Aim of the exercise — Each record should be output exactly, with every character kept.

Entries shown —

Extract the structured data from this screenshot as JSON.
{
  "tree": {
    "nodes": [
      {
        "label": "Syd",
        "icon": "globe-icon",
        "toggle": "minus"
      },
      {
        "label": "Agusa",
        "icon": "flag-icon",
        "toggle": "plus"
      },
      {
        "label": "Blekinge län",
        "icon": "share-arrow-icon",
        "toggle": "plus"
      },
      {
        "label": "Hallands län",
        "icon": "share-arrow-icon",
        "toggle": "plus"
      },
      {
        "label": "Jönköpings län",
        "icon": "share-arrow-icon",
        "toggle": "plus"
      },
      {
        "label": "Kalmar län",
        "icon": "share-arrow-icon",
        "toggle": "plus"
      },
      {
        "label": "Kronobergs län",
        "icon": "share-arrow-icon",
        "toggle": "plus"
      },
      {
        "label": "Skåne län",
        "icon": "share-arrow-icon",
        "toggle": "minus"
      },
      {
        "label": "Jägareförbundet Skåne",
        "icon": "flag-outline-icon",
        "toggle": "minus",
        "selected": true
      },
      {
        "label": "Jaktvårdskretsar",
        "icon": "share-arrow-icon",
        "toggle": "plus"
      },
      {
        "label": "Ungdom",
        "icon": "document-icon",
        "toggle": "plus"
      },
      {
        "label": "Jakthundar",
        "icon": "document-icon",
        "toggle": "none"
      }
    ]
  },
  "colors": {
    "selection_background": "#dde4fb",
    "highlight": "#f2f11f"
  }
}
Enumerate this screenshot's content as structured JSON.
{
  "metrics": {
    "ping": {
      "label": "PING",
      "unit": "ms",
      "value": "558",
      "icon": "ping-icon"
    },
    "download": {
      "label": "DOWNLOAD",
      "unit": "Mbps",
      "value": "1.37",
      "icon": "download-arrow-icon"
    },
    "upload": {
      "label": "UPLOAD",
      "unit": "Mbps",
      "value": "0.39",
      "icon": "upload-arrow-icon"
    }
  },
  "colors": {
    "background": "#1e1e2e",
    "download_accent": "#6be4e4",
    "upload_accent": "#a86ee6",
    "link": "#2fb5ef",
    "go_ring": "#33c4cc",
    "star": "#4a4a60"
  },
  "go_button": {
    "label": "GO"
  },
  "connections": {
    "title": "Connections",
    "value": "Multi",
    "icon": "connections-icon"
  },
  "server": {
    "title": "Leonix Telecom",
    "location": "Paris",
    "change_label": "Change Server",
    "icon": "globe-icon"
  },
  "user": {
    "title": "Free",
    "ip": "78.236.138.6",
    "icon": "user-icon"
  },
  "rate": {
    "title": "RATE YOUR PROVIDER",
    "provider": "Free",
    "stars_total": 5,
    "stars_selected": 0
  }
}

Response area —
Extract the structured data from this screenshot as JSON.
{
  "tree": {
    "nodes": [
      {
        "label": "Syd",
        "icon": "globe-icon",
        "toggle": "minus"
      },
      {
        "label": "Agusa",
        "icon": "flag-icon",
        "toggle": "plus"
      },
      {
        "label": "Blekinge län",
        "icon": "share-arrow-icon",
        "toggle": "plus"
      },
      {
        "label": "Hallands län",
        "icon": "share-arrow-icon",
        "toggle": "plus"
      },
      {
        "label": "Jönköpings län",
        "icon": "share-arrow-icon",
        "toggle": "plus"
      },
      {
        "label": "Kalmar län",
        "icon": "share-arrow-icon",
        "toggle": "plus"
      },
      {
        "label": "Kronobergs län",
        "icon": "share-arrow-icon",
        "toggle": "plus"
      },
      {
        "label": "Skåne län",
        "icon": "share-arrow-icon",
        "toggle": "minus"
      },
      {
        "label": "Jägareförbundet Skåne",
        "icon": "flag-outline-icon",
        "toggle": "minus",
        "selected": true
      },
      {
        "label": "Jaktvårdskretsar",
        "icon": "share-arrow-icon",
        "toggle": "plus"
      },
      {
        "label": "Ungdom",
        "icon": "document-icon",
        "toggle": "plus"
      },
      {
        "label": "Jakthundar",
        "icon": "document-icon",
        "toggle": "none"
      }
    ]
  },
  "colors": {
    "selection_background": "#dde4fb",
    "highlight": "#f2f11f"
  }
}
Enumerate this screenshot's content as structured JSON.
{
  "metrics": {
    "ping": {
      "label": "PING",
      "unit": "ms",
      "value": "558",
      "icon": "ping-icon"
    },
    "download": {
      "label": "DOWNLOAD",
      "unit": "Mbps",
      "value": "1.37",
      "icon": "download-arrow-icon"
    },
    "upload": {
      "label": "UPLOAD",
      "unit": "Mbps",
      "value": "0.39",
      "icon": "upload-arrow-icon"
    }
  },
  "colors": {
    "background": "#1e1e2e",
    "download_accent": "#6be4e4",
    "upload_accent": "#a86ee6",
    "link": "#2fb5ef",
    "go_ring": "#33c4cc",
    "star": "#4a4a60"
  },
  "go_button": {
    "label": "GO"
  },
  "connections": {
    "title": "Connections",
    "value": "Multi",
    "icon": "connections-icon"
  },
  "server": {
    "title": "Leonix Telecom",
    "location": "Paris",
    "change_label": "Change Server",
    "icon": "globe-icon"
  },
  "user": {
    "title": "Free",
    "ip": "78.236.138.6",
    "icon": "user-icon"
  },
  "rate": {
    "title": "RATE YOUR PROVIDER",
    "provider": "Free",
    "stars_total": 5,
    "stars_selected": 0
  }
}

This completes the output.